 3/5 | 4:32:54 PM | CREATE_COMPLETE      | AWS::IAM::Role              | Custom::S3AutoDeleteObjectsCustomResourceProvider/Role (CustomS3AutoDeleteObjectsCustomResourceProviderRole3B1BD092)
 3/5 | 4:32:56 PM | CREATE_IN_PROGRESS   | AWS::Lambda::Function       | Custom::S3AutoDeleteObjectsCustomResourceProvider/Handler (CustomS3AutoDeleteObjectsCustomResourceProviderHandler9D90184F)
 3/5 | 4:32:56 PM | CREATE_IN_PROGRESS   | AWS::S3::BucketPolicy       | MyFirstBucket/Policy (MyFirstBucketPolicy3243DEFD)
 3/5 | 4:32:56 PM | CREATE_IN_PROGRESS   | AWS::Lambda::Function       | Custom::S3AutoDeleteObjectsCustomResourceProvider/Handler (CustomS3AutoDeleteObjectsCustomResourceProviderHandler9D90184F) Resource creation Initiated
 3/5 | 4:32:57 PM | CREATE_COMPLETE      | AWS::Lambda::Function       | Custom::S3AutoDeleteObjectsCustomResourceProvider/Handler (CustomS3AutoDeleteObjectsCustomResourceProviderHandler9D90184F)
 3/5 | 4:32:57 PM | CREATE_IN_PROGRESS   | AWS::S3::BucketPolicy       | MyFirstBucket/Policy (MyFirstBucketPolicy3243DEFD) Resource creation Initiated
 4/5 | 4:32:57 PM | CREATE_COMPLETE      | AWS::S3::BucketPolicy       | MyFirstBucket/Policy (MyFirstBucketPolicy3243DEFD)
 4/5 | 4:32:59 PM | CREATE_IN_PROGRESS   | Custom::S3AutoDeleteObjects | MyFirstBucket/AutoDeleteObjectsCustomResource/Default (MyFirstBucketAutoDeleteObjectsCustomResourceC52FCF6E)
 5/5 | 4:33:06 PM | CREATE_IN_PROGRESS   | Custom::S3AutoDeleteObjects | MyFirstBucket/AutoDeleteObjectsCustomResource/Default (MyFirstBucketAutoDeleteObjectsCustomResourceC52FCF6E) Resource creation Initiated
 5/5 | 4:33:06 PM | CREATE_COMPLETE      | Custom::S3AutoDeleteObjects | MyFirstBucket/AutoDeleteObjectsCustomResource/Default (MyFirstBucketAutoDeleteObjectsCustomResourceC52FCF6E)
 5/5 | 4:33:08 PM | UPDATE_COMPLETE_CLEA | AWS::CloudFormation::Stack  | HelloCdkStack
 6/5 | 4:33:09 PM | UPDATE_COMPLETE      | AWS::CloudFormation::Stack  | HelloCdkStack

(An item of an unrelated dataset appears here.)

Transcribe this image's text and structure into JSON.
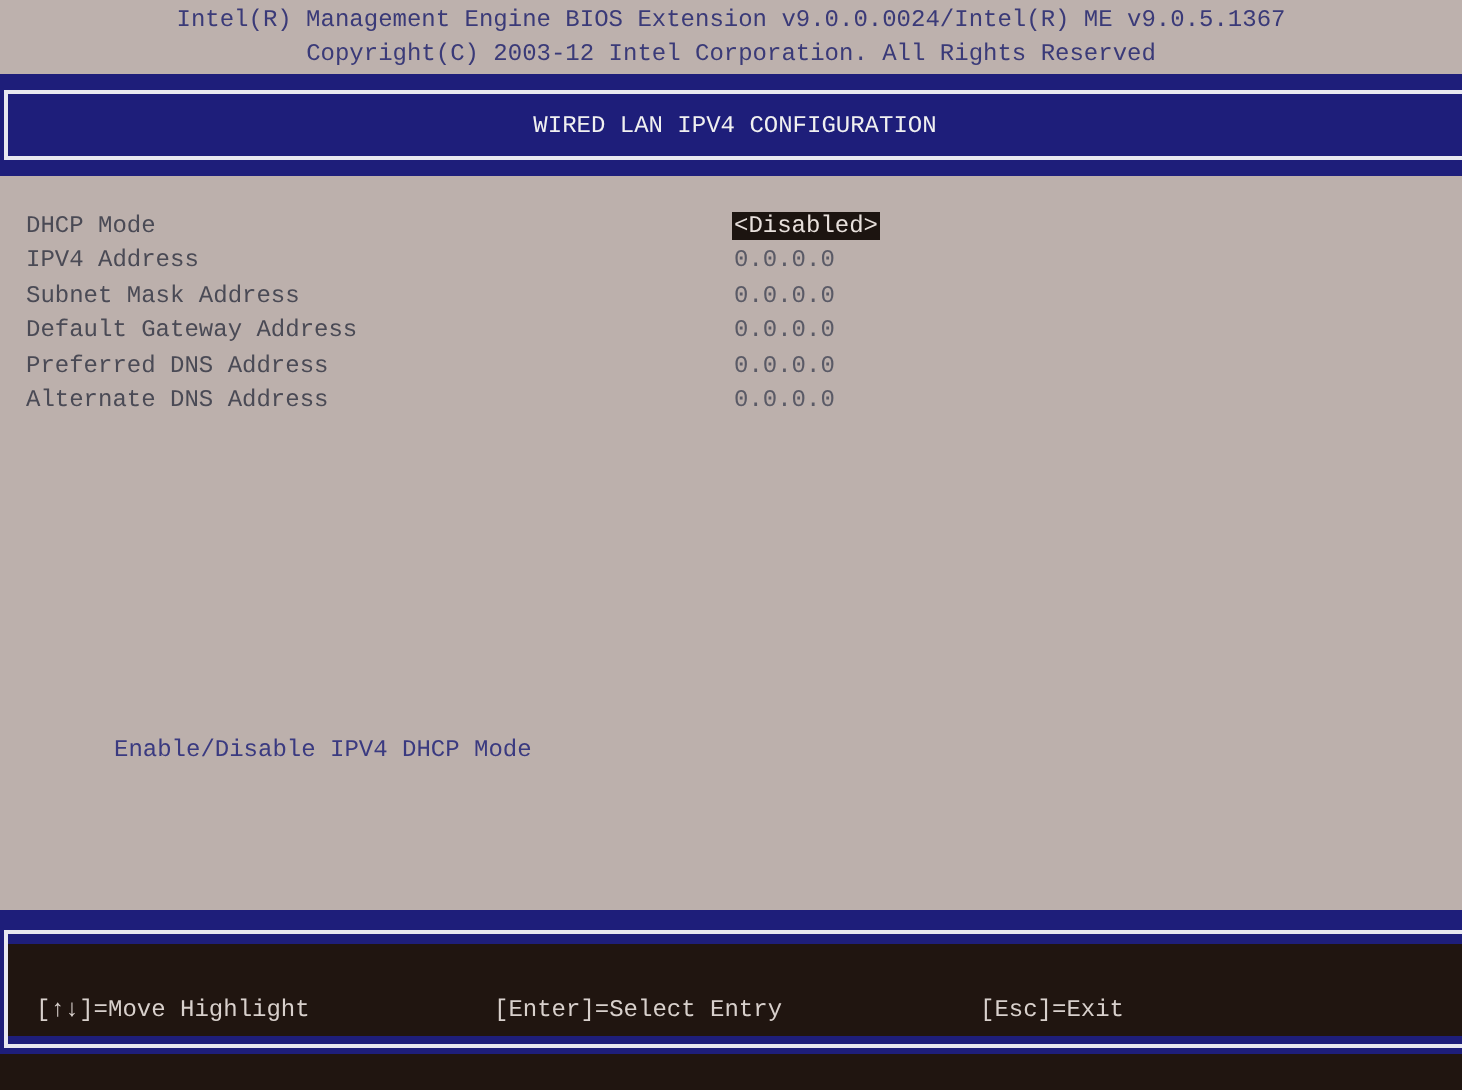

 ✅  HelloCdkStack

Stack ARN:

Destroying the app's resources

Now that you're done with the quick tour, destroy your app's resources to avoid incurring any costs from the bucket you created, as follows.

cdk destroy

Enter y to approve the changes and delete any stack resources.


If we hadn't changed the bucket's RemovalPolicy, the stack deletion would complete successfully, but the bucket would become orphaned (no longer associated with the stack).

Next steps

Where do you go now that you've dipped your toes in the AWS CDK?

The AWS CDK is an open-source project. Want to contribute?